Overtures of Bonaparte to the northern powers—Bombardment of the enemy's port of Granville—Flotilla intercepted —Projects of invasion—Proclamation of Admiral Bruix— Rebellion in Ireland—Naval force and power of Great Britain—Disposition of the squadrons—Captain Winthorp destroys a French frigate—Loss of the Shannon on the coast of France—Of the Apollo and her convoy on the coast of Portugal—Capture and recapture of Goree—Mr. Pitt's motion in the house of commons on naval defence—Captain Wolfe destroys two French corvettes—Capture of La Blonde— Conspiracy of Moreau and Pichegru—Death of the Duke D'Enghien—Capture of the Vincejo, and murder of Captain Wright—Intrigues of Napoleon, which led to the seizure of Spanish treasures—Bombardment of French ports—Capture of three Spanish frigates—Destruction of the Mercedes —Death of the family of Alvear—War with Spain—Account of treasure—Captain Henuiker attacks flotilla—Loss of the Venerable.
Bonaparte, when his plans for renewing the war had been detected, sent off General Duroc to Berlin, and Colonel Colbert to St. Petersburgh.
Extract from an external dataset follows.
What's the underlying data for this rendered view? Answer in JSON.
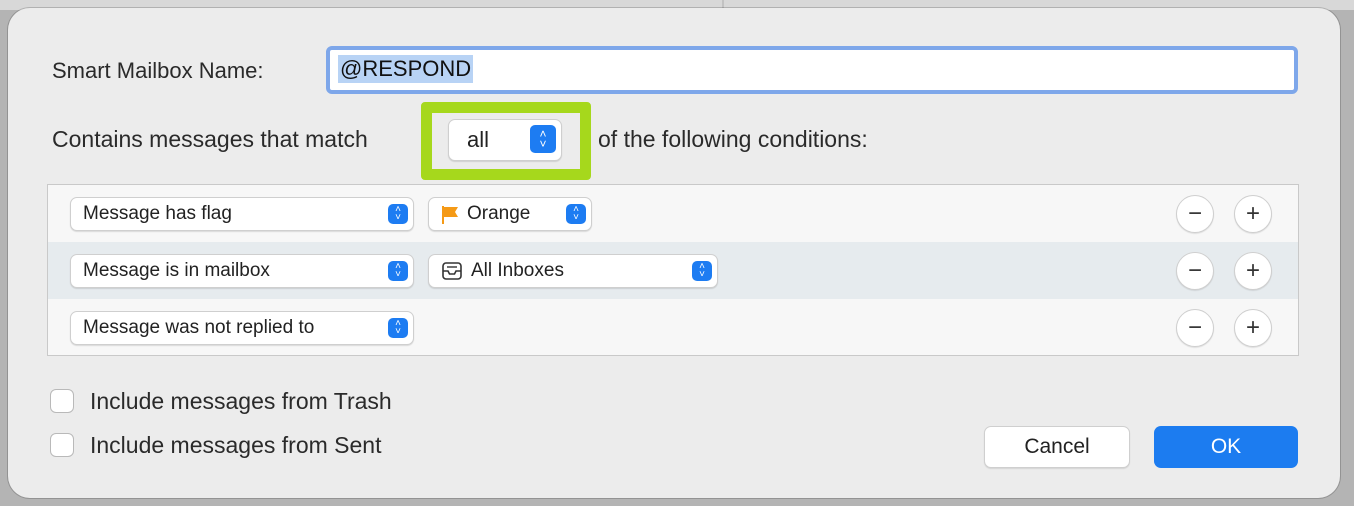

Not satisfied with the neutrality of these powers, he wished to engage them in active war against Great Britain; but the emperor and king were awake to their true interests. Alexander had seen the fate of his father, and Frederic had penetration enough to know that the subjugation of England, by aggrandizing the power of France, would « overturn the liberties of Europe. Both the am